Super Bowl commercials, massive opportunities for storytelling around a digital campfire, can be superb examples of how creative minds can tap archetypes to gather a community around a story. They also help to answer the riddle of our times: “How do you keep the human attention span when it’s shorter than that of a goldfish?”
Four years later, I am still inspired by a great example of an archetype at Super Bowl time – the “God Made a Farmer” ad for Ram Trucks, in style and approach similar to the prequel to the more controversial “Built to Serve”. A transcendent voice in Paul Harvey intones our deeper selves to pause to grasp elemental truths about the Farmer archetype, a crucial figure of our food chain and the backbone of economies the world over. It helped the ad was based on the medium of documentary photography, a conduit for authentic truth and spellbinding attention.
Likewise, the “Built to Serve” by Ram Trucks had an equally outstanding message, built around the principle of serving others.

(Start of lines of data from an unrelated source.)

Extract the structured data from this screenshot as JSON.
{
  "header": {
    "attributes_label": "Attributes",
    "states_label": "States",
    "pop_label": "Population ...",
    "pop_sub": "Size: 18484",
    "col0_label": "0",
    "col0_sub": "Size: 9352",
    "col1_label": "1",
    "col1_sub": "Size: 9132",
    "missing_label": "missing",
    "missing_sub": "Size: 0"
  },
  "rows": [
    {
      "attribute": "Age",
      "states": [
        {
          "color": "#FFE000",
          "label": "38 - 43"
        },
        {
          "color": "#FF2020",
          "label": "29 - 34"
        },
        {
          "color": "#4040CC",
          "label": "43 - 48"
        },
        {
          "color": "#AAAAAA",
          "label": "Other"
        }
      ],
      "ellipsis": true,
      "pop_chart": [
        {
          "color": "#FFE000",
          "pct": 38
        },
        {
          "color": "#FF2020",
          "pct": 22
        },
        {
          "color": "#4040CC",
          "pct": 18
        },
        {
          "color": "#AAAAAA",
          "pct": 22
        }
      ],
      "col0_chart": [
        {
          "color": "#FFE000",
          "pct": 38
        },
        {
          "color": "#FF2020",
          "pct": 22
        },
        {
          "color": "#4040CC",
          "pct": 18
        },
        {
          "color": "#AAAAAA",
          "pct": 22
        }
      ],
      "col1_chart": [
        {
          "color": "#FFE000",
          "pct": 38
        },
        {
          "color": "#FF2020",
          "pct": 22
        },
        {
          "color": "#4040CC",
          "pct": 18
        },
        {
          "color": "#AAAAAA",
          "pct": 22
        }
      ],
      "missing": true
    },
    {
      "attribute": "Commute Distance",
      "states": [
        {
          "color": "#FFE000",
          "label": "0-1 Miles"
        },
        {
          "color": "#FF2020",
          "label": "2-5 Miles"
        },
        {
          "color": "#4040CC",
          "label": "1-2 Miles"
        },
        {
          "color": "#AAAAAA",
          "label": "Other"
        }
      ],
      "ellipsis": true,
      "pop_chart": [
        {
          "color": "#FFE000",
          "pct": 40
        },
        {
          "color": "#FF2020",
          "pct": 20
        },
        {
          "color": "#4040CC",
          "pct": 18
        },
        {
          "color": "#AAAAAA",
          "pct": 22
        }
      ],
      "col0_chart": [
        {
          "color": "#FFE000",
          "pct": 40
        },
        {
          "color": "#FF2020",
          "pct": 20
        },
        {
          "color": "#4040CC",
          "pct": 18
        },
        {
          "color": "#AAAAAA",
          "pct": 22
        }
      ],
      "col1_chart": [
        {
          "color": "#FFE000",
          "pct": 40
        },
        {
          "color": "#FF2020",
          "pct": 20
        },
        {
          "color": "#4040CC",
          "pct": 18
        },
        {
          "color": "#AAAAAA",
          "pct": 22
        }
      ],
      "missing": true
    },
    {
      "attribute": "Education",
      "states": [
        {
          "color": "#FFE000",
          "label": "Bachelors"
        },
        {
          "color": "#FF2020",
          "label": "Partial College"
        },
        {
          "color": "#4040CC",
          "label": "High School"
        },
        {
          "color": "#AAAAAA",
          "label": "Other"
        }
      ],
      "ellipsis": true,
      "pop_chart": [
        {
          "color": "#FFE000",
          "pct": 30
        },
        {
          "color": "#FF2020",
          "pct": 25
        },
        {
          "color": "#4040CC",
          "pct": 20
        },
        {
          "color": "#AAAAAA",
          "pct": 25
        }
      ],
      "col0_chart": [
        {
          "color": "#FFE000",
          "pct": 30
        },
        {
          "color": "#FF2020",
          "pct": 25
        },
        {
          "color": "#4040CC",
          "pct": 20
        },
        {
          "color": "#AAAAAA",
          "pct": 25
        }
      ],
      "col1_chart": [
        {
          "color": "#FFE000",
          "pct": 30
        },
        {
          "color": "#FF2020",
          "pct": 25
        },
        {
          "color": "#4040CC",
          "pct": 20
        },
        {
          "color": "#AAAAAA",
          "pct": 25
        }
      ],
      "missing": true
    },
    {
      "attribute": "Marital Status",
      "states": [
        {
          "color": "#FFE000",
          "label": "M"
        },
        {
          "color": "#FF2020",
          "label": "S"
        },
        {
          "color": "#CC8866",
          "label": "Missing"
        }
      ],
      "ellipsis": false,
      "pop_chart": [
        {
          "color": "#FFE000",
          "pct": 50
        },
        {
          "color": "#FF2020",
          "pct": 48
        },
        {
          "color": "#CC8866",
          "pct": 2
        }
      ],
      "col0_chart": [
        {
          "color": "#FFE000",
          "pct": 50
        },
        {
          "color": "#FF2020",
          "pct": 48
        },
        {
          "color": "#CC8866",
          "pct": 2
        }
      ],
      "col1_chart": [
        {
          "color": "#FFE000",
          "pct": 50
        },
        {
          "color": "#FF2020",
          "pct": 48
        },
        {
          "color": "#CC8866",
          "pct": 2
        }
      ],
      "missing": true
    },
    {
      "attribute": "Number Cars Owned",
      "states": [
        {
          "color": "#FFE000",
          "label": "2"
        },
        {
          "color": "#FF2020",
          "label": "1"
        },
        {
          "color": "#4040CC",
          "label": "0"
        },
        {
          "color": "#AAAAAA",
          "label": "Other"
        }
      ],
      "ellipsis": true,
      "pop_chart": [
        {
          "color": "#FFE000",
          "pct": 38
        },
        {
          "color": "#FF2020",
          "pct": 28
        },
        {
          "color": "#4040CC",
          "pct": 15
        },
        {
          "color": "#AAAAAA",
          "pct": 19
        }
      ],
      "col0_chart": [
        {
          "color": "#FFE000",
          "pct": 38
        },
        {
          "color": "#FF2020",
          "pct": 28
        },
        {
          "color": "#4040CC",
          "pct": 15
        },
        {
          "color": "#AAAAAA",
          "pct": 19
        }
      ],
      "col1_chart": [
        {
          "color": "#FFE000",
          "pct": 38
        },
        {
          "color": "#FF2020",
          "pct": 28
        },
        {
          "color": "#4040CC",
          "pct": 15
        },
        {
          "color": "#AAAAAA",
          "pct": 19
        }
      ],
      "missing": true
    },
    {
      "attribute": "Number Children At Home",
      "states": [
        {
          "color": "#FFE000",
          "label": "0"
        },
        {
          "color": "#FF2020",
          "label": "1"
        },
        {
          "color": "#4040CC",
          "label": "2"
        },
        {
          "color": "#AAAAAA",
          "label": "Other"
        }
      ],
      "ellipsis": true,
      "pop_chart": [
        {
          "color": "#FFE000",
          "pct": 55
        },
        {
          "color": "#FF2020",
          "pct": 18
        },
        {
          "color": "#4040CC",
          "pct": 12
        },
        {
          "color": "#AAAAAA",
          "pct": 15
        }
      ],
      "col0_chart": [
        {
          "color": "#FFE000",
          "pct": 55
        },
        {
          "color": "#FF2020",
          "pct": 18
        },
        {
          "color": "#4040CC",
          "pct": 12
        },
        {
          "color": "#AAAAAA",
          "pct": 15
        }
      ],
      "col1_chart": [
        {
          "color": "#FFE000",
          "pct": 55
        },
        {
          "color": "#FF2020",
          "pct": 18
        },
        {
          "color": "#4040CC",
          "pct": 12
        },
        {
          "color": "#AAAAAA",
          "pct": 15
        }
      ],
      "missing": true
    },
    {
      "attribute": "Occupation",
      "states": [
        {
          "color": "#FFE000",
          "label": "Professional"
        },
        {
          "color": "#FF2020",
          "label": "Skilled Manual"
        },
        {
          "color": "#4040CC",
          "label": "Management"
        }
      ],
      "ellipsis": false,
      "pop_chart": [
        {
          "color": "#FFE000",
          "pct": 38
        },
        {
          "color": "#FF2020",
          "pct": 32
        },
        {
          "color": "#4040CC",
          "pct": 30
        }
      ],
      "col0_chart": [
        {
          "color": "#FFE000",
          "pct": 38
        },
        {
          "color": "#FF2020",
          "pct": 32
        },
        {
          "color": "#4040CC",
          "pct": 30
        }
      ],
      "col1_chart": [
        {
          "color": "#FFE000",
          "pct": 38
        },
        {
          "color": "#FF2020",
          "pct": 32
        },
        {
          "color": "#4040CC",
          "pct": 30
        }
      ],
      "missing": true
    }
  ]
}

It had the blessing of the Martin Luther King, Jr. estate. It had cinematic video of a high caliber. The ad was in part based on the Prophet archetype. What became painfully obvious, however, is that no estate owns holy archetypes – so such an archetype needs to be treated with caution. People the world over depend on the guidance of prophets for hope beyond our material world and things money can’t buy. Given the divided soul of a nation where many are crying out for peace and justice, having a prophetic figure guide us back to materialism in the form of a heavy-duty truck was too much for some.
When you look at serving others, as exemplified by the Caregiver archetype, no figure can perhaps lay greater claim to being the unselfish protector and compassionate giver than a first responder, which is probably why the Verizon ad was one of the few where I instantly started to tear up (nice going all). First responders are both Caregivers and Heroes wrapped in one. They also tap into the powerful Reciprocity Principle. Seeing news photos lifted up in context was also very inspiring to reinforce the “real people” reality of these stories.

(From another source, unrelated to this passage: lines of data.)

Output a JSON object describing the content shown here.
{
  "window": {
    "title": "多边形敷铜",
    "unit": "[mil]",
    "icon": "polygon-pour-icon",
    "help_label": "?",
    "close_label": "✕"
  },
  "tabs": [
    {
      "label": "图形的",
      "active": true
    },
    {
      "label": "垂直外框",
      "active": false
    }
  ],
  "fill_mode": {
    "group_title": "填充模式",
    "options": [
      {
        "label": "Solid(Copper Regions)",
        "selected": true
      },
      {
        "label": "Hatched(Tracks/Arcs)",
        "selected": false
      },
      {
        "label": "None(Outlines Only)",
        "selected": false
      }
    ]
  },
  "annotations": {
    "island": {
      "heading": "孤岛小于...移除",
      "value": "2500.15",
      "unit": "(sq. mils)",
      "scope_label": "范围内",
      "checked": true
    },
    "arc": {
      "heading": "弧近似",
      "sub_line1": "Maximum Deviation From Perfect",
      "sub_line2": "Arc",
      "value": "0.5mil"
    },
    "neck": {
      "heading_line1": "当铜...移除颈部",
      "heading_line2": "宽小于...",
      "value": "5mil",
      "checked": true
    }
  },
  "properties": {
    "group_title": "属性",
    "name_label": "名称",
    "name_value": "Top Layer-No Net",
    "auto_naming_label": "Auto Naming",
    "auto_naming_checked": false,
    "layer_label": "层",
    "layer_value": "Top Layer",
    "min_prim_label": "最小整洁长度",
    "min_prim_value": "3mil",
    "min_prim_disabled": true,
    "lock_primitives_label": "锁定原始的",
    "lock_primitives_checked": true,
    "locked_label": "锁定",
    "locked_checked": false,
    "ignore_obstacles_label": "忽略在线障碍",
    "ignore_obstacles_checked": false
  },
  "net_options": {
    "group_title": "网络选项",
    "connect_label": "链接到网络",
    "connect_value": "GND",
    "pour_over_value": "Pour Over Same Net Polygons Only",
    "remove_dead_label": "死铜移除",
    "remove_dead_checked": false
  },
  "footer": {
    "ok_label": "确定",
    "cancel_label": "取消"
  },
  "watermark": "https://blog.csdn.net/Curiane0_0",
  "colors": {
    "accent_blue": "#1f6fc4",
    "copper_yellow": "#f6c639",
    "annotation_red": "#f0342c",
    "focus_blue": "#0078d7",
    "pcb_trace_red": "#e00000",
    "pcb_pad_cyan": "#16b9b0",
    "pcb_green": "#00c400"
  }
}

The Hero Archetype? Most clearly seen through the triumph of 8X Paralympic Gold Medalist Lauren Woolstencroft, who proves the power of the human will against the odds. We see the courage, strength and discipline to fight our own heroic battles as we are left in awe. Heroes are the role models that transcend circumstance.

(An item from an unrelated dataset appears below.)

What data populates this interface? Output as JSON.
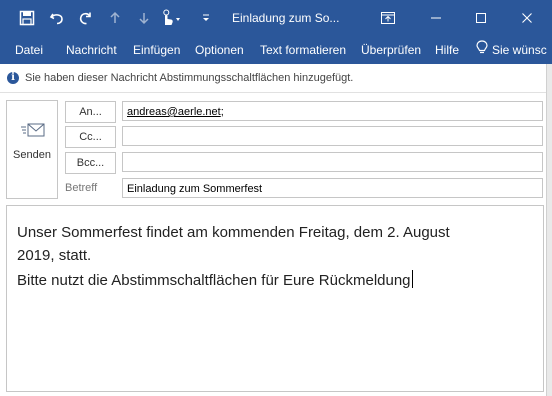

The Innovator was represented by Keanu in his ad for Squarespace. As a Creator, he has what could be seen as a burning-bush-in-the-desert experience in the fuller version of the ad online (Neo is the chosen one, after all). What does riding on the back of a motorcycle until launching into the sky have to do with building a website? Is walking on wheels like walking on water? Who knows? He’s too busy fulfilling the archetype of a creator in his vision to create lasting value. Critics will easily get lost in this desert but the message has already been sent, and more importantly, felt.
The Regular Guy’s struggle for respect was exquisitely and comically played by Chris Pratt as he seeks the elusive fame of being featured prominently in a beer commercial, only to find that he finds fame as elusive as the rest of us. How many everyman’s dreams end in a bar with friends? If you know his backstory before stardom, he was homeless and working at a restaurant until he was offered an acting opportunity, giving special resonance to this archetype for those in the know.
If you represent an airline looking to boost travel, why not tap into the Explorer archetypethrough Dr. Oz’s enthralled recounting of all we are capable of seeing, hearing, feeling and experiencing through the human senses? You could live out another Hero’s Journey as described by Joseph Campbell.
I’m sure David Harbour has played stranger things than the Jester, as he romped through all the well-worn commercials to rip up storyboards everywhere he saw them. His running joke irreverence helped us see the commercial landscape through a newer and cleaner perspective, leaving us amused and grateful.
I will never forget making a portrait of natural talent Keegan-Michael Key on a train in Chicago as a comedian with the Second City troupe before he achieved greater fame. I was delighted to see him assume the role of the Sage, a wise and truth-seeking figure, as he set people straight until finally showing them how to navigate the mortgage process for Quicken Loans.
To conclude, there are plenty more archetypes to consider, from Vikings to Knights, and other figures who have come to represent various versions of the Conquering Hero (this is the Super Bowl after all). What I found most interesting and amusing was how the Bud Light ad almost “flipped the script”, where the shining-hero-on-a-horse that expect to act in one way, acts in the opposite.
Good thing our knight had second thoughts. Perhaps we will see more examples of upside-down archetypes next year as we see new twists on the old.